In my next step, I exclusively focused on the review texts of verified reviews and after preparing the data, generated a word cloud that allows for a quick overview of the general sentiment among verified reviews:
Again, the majority of words in this word cloud are positive and express satisfaction with the iPhone X ("happy", "excellent", "best"). In addition, the delivery seems to have been very important for customers, which is not necessarily an insight for Apple, but definitely for Amazon.
Finding negative words in this word cloud requires either very good eyes or a magnifying glass. If you possess either, you might be able to spot "crashed" or "smashed", however, the size and rarity of negative words provide further evidence for the high satisfaction of actual Apple customers.
Fake Review Index
At this point, I was almost ready to wrap up my project and include a few more describing visualizations to prove my point.
However, after sampling some of the reviews, I started having doubts as to how many reviews were published by people actually having purchased the product. Some reviews, even verified reviews, seemed very suspicious to me. In order to decrease the uncertainty introduced by not knowing which reviews are real, I came up with something that I named the Fake Review Index.
To incorporate the Fake Review Index into my research, I decided to go back to scraping and gathered not only reviews but also relevant information regarding each user. Then, I used this information to calculate the Fake Review Index based on the following 6 factors:
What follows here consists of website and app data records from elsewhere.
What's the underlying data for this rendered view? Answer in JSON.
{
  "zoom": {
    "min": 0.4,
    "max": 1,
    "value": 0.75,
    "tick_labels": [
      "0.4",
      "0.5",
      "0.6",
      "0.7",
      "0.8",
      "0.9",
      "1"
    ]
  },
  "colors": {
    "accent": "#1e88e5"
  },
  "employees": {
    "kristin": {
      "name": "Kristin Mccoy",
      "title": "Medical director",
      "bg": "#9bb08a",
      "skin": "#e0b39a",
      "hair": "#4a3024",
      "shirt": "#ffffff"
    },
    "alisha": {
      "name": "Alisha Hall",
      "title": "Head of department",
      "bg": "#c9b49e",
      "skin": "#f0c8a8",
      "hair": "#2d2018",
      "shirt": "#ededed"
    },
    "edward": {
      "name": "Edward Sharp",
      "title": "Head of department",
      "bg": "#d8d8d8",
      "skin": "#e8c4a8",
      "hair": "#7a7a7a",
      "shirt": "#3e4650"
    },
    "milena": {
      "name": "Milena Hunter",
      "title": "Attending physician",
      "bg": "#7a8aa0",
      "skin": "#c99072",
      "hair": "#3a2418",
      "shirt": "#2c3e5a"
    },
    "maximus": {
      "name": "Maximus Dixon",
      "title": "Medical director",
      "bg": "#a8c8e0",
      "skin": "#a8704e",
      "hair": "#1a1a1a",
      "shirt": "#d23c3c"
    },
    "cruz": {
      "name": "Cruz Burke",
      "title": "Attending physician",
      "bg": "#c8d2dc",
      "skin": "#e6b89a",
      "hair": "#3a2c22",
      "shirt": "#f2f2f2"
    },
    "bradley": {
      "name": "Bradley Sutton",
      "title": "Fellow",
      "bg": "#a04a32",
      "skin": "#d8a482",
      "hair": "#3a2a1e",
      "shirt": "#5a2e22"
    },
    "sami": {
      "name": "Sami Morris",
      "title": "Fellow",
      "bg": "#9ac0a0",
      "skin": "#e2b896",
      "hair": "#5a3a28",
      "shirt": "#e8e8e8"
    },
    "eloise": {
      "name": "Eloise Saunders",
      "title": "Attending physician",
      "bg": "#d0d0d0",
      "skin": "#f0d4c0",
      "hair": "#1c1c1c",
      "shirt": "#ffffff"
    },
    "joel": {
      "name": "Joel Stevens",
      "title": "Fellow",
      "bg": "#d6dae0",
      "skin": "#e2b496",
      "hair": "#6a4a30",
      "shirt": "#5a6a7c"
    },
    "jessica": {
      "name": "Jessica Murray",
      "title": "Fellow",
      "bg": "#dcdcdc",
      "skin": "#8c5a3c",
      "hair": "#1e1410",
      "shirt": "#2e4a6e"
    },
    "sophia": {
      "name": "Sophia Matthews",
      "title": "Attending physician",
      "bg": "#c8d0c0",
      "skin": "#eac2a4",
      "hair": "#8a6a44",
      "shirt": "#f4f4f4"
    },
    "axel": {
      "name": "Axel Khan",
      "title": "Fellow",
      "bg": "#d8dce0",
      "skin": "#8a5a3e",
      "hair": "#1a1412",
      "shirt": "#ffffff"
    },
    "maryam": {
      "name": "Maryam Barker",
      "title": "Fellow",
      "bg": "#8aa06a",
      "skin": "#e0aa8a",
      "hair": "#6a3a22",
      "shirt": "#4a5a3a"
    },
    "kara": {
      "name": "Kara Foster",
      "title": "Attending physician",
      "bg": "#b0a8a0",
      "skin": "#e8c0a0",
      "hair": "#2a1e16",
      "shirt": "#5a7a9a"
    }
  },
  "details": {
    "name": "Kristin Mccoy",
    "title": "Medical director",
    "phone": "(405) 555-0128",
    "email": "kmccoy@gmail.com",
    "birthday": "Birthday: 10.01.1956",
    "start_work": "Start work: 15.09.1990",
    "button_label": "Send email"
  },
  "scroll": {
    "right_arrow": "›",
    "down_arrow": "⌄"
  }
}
I calculated the Fake Review Index by assigning weights and categorizing several scenarios for each of these factors. For instance, the highest score for the Number of Helpful Votes/Number of Reviews factor is 10. One scenario for this factor would be the following: if the result of this calculation for a given user returns a number smaller than or equal to 1 (= the user received less than or equal to 1 helpful votes for all of his posts on average), the user's Fake Review Index gets increased by 10. Therefore, the lower the Fake Review Index, the more likely it is that the review is genuine.
While the Fake Review Index is not extremely sophisticated (yet), I am very confident it is able to at least identify the most obvious fake reviews and filter them out.
To illustrate the Fake Review Index, I included two scores of two different users that have published a review for the iPhone X:
This user received a Fake Review Index of 74.5. As evident from his reviews, he barely receives helpful votes and his reviews do not appear to be genuine whatsoever. Furthermore, this user mainly uses 5-star ratings and publishes several reviews for different products on the same day. Thus, he receives a high Fake Review Index Score.
The second user received a Fake Review Index of 27, making his reviews likely to be genuine. Indeed, this profile seems to belong to an active member of the Amazon review community as his reviews actually detail his experience with the product, do not only consist of 5-star ratings, and receive more helpful votes:
Finally, after grouping the reviews by their Fake Review Index, I made an interesting observation: the more likely a review is genuine, the lower the average rating. While the decrease is not extremely large, it is still significant, as the average rating for reviews that are very likely genuine is approximately 3.8. This rating is still very high and proves that Apple's customers are very satisfied, nevertheless, it is not as astronomically high as the previously discussed 4.5 - 4.75 average for verified reviews.
In summary, Apple's customer satisfaction is still very high. The negative atmosphere on the Internet at the time of the iPhone's release can mainly be attributed to non-customers. Apple's customer satisfaction, however, is not as high as one might suspect at first glance when considering how genuine the reviews are. To answer my initial research question, there does not seem to be an urgent need for Apple to implement a more loosely defined release schedule.
Future extensions of this project would include a more refined and sophisticated fake review index that could then be universally applied to different review websites to enable companies to filter out the most relevant reviews and trends among their customers.